__EXERCISE REQUIREMENTS__. Output all of the data below without changing a word, and exclude the pictures.

__SOURCE MATERIAL__.
○ ○ ○ ○
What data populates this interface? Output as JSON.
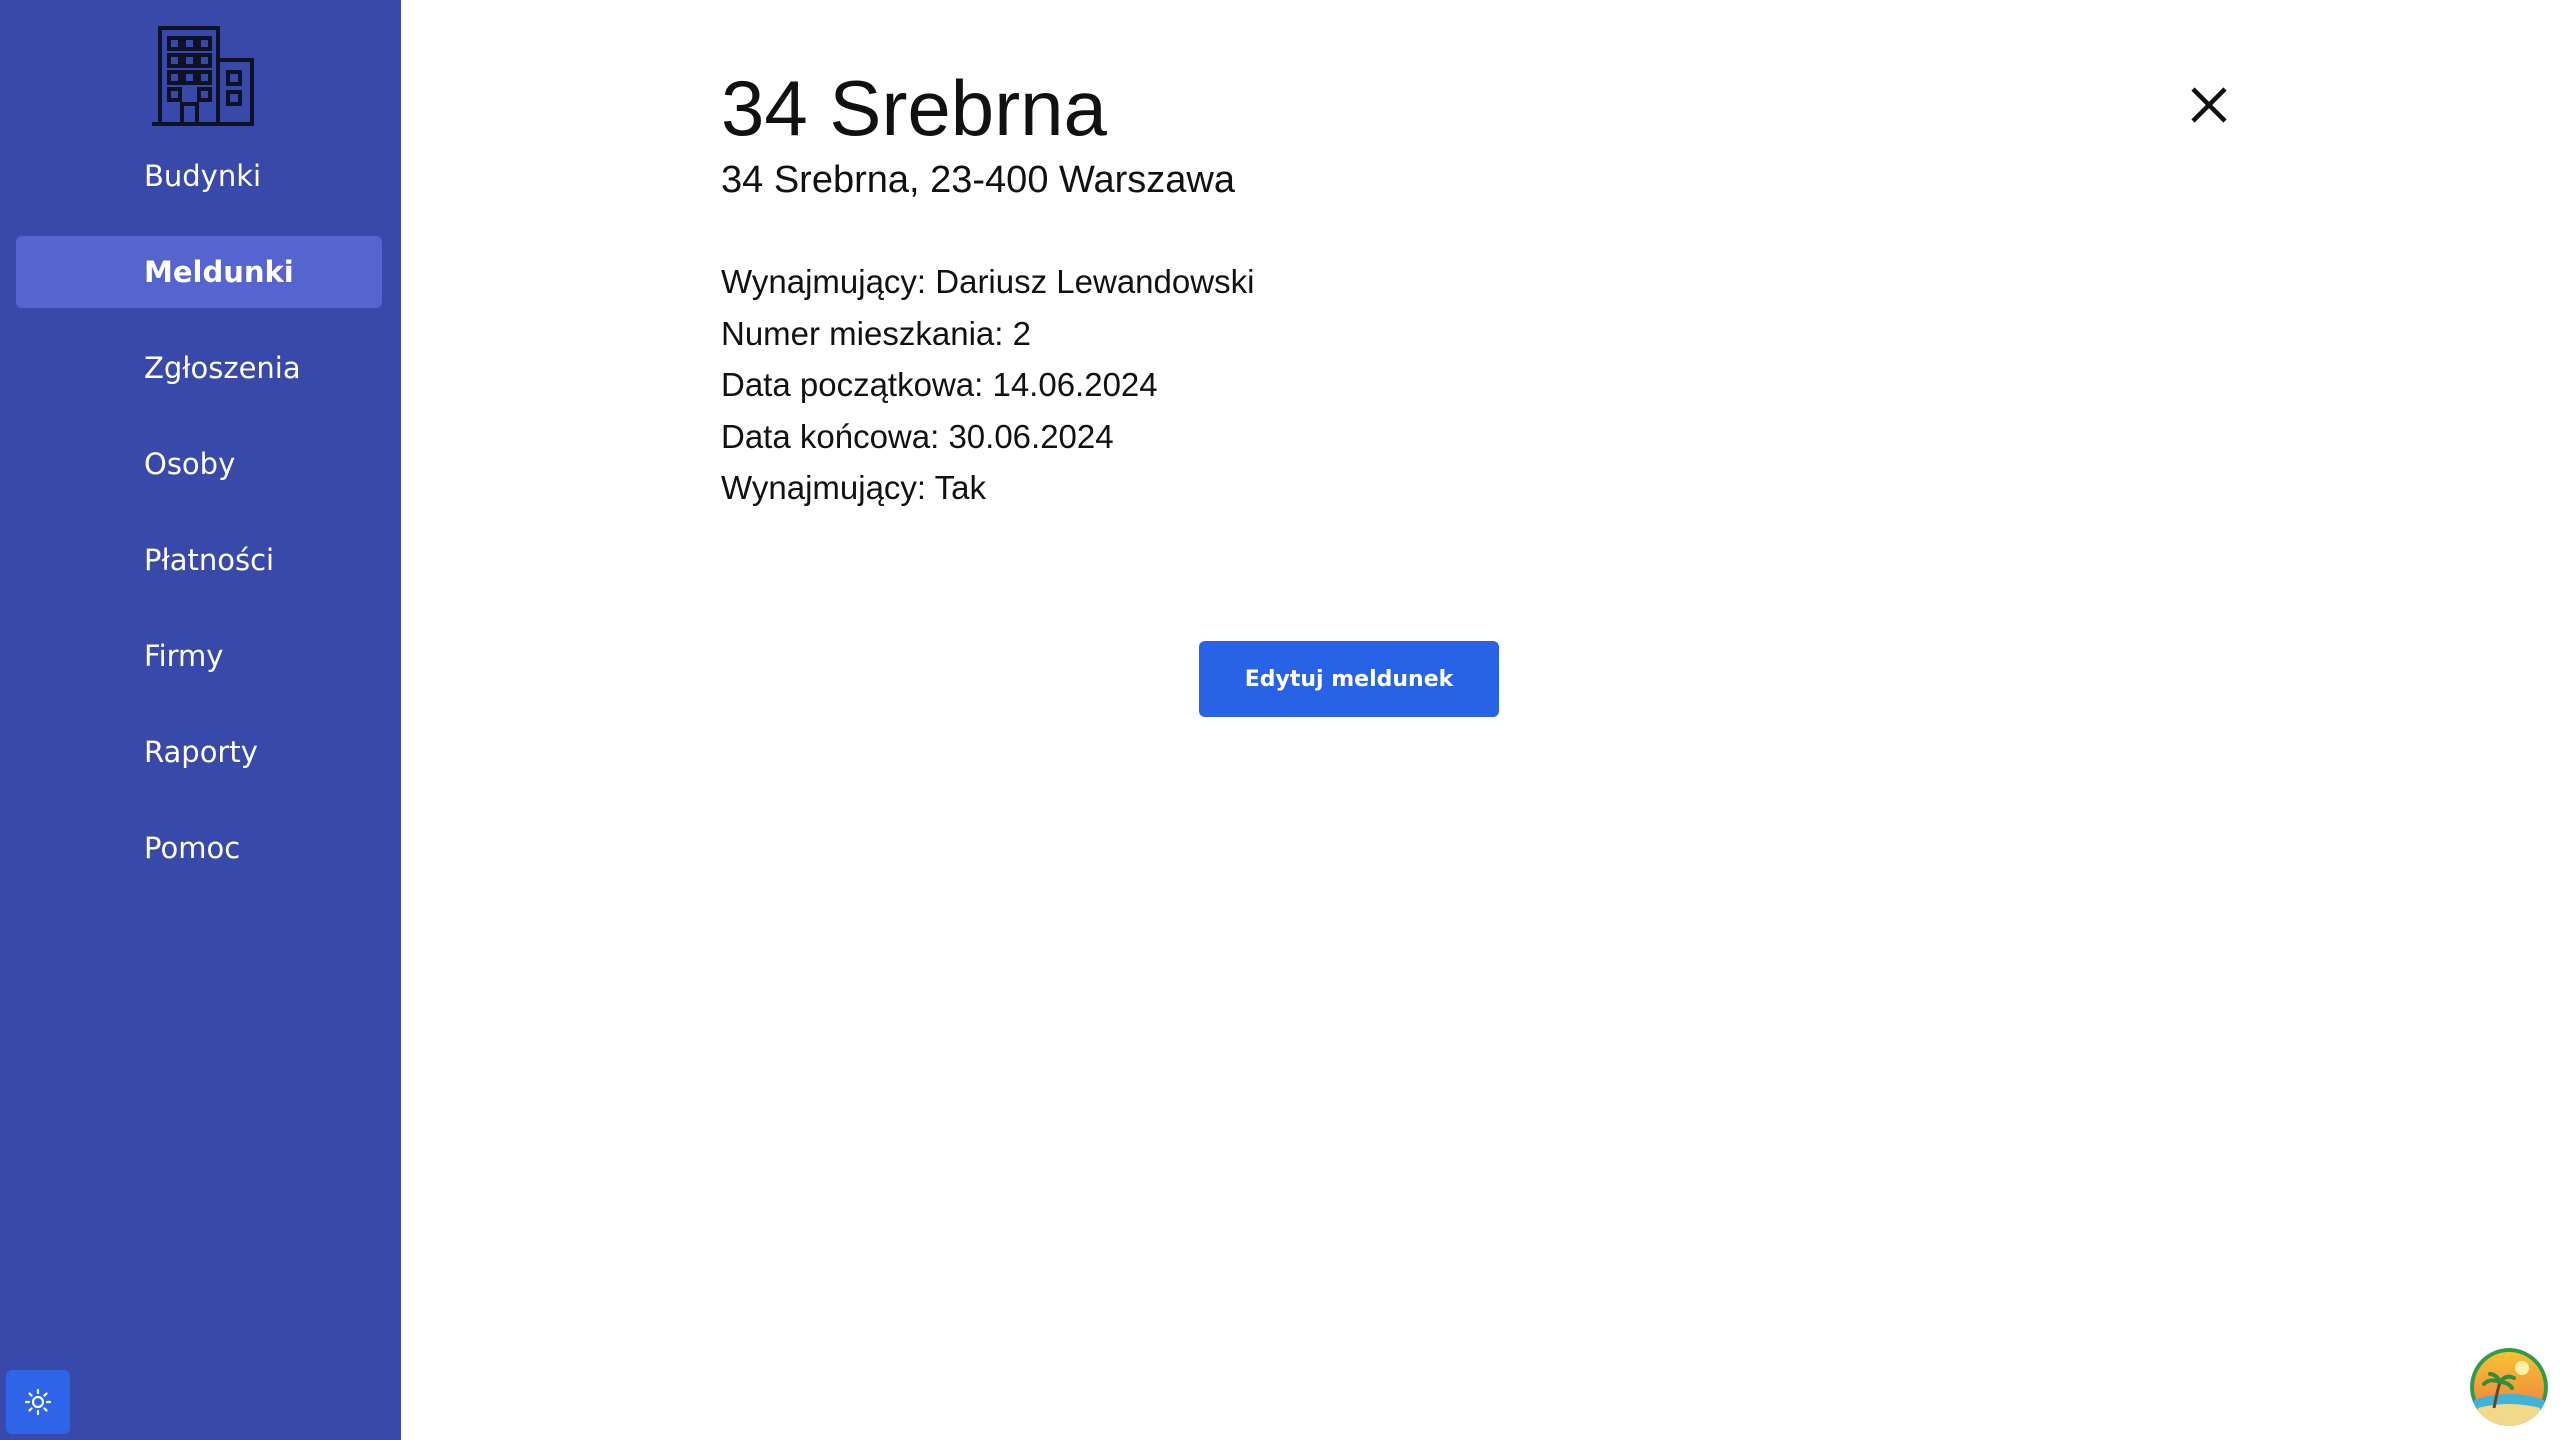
{
  "sidebar": {
    "logo_icon": "building-icon",
    "items": [
      {
        "label": "Budynki",
        "active": false
      },
      {
        "label": "Meldunki",
        "active": true
      },
      {
        "label": "Zgłoszenia",
        "active": false
      },
      {
        "label": "Osoby",
        "active": false
      },
      {
        "label": "Płatności",
        "active": false
      },
      {
        "label": "Firmy",
        "active": false
      },
      {
        "label": "Raporty",
        "active": false
      },
      {
        "label": "Pomoc",
        "active": false
      }
    ],
    "theme_toggle_icon": "sun-icon"
  },
  "detail": {
    "title": "34 Srebrna",
    "address": "34 Srebrna, 23-400 Warszawa",
    "rows": [
      "Wynajmujący: Dariusz Lewandowski",
      "Numer mieszkania: 2",
      "Data początkowa: 14.06.2024",
      "Data końcowa: 30.06.2024",
      "Wynajmujący: Tak"
    ],
    "edit_button_label": "Edytuj meldunek",
    "close_icon": "close-icon"
  },
  "colors": {
    "sidebar_bg": "#3949aa",
    "sidebar_active": "#5564cf",
    "primary_button": "#2763e4",
    "theme_toggle_bg": "#2f64e8"
  }
}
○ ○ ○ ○
__EXERCISE RESULT__.
What data populates this interface? Output as JSON.
{
  "sidebar": {
    "logo_icon": "building-icon",
    "items": [
      {
        "label": "Budynki",
        "active": false
      },
      {
        "label": "Meldunki",
        "active": true
      },
      {
        "label": "Zgłoszenia",
        "active": false
      },
      {
        "label": "Osoby",
        "active": false
      },
      {
        "label": "Płatności",
        "active": false
      },
      {
        "label": "Firmy",
        "active": false
      },
      {
        "label": "Raporty",
        "active": false
      },
      {
        "label": "Pomoc",
        "active": false
      }
    ],
    "theme_toggle_icon": "sun-icon"
  },
  "detail": {
    "title": "34 Srebrna",
    "address": "34 Srebrna, 23-400 Warszawa",
    "rows": [
      "Wynajmujący: Dariusz Lewandowski",
      "Numer mieszkania: 2",
      "Data początkowa: 14.06.2024",
      "Data końcowa: 30.06.2024",
      "Wynajmujący: Tak"
    ],
    "edit_button_label": "Edytuj meldunek",
    "close_icon": "close-icon"
  },
  "colors": {
    "sidebar_bg": "#3949aa",
    "sidebar_active": "#5564cf",
    "primary_button": "#2763e4",
    "theme_toggle_bg": "#2f64e8"
  }
}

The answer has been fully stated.